• MATERIAL SUPPLIED:
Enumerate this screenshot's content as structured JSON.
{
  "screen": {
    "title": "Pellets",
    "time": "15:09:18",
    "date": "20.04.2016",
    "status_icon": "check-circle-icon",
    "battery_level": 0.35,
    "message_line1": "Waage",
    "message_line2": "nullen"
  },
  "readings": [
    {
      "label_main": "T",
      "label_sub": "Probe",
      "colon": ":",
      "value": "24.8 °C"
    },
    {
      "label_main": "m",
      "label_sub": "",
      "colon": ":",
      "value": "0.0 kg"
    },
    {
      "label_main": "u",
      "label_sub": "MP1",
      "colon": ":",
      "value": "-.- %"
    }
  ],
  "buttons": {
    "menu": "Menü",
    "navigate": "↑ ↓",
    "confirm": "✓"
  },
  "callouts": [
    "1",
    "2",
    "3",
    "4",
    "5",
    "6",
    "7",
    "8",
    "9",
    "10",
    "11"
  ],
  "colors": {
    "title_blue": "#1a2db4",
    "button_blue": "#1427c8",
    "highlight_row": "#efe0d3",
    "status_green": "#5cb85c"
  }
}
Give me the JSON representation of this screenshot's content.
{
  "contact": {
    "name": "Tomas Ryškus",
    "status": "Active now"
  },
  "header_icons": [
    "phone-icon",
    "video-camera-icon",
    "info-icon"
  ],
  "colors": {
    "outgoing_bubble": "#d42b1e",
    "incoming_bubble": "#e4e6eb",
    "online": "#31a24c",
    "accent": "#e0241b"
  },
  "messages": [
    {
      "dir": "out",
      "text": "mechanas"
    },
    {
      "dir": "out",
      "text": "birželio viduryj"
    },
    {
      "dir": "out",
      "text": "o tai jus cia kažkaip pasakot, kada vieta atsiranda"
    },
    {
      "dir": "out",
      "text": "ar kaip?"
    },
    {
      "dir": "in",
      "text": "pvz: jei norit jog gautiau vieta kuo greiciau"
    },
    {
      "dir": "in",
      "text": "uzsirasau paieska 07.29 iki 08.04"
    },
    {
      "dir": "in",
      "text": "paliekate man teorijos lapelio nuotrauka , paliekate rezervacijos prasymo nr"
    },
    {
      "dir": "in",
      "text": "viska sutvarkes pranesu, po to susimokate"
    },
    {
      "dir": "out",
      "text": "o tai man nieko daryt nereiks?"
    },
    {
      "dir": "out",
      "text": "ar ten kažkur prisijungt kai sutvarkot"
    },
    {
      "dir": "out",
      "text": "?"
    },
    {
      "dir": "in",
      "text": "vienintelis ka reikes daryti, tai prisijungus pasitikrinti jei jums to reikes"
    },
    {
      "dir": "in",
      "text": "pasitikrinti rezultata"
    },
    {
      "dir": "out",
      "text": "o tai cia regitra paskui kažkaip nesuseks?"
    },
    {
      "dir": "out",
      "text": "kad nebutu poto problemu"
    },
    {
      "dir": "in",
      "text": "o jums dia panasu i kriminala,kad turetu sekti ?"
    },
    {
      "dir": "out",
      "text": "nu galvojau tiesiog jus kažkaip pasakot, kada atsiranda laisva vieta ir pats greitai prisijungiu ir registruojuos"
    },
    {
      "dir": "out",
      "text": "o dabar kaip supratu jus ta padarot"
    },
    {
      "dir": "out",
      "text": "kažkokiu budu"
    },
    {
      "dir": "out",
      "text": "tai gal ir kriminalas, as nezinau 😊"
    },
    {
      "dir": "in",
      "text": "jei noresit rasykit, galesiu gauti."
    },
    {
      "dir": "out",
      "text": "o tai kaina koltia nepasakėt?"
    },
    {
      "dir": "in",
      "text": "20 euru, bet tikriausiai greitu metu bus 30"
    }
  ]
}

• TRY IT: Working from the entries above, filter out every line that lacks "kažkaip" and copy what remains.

• PROBLEM SOLUTION:
      "text": "o tai jus cia kažkaip pasakot, kada vieta atsiranda"
      "text": "o tai cia regitra paskui kažkaip nesuseks?"
      "text": "nu galvojau tiesiog jus kažkaip pasakot, kada atsiranda laisva vieta ir pats greitai prisijungiu ir registruojuos"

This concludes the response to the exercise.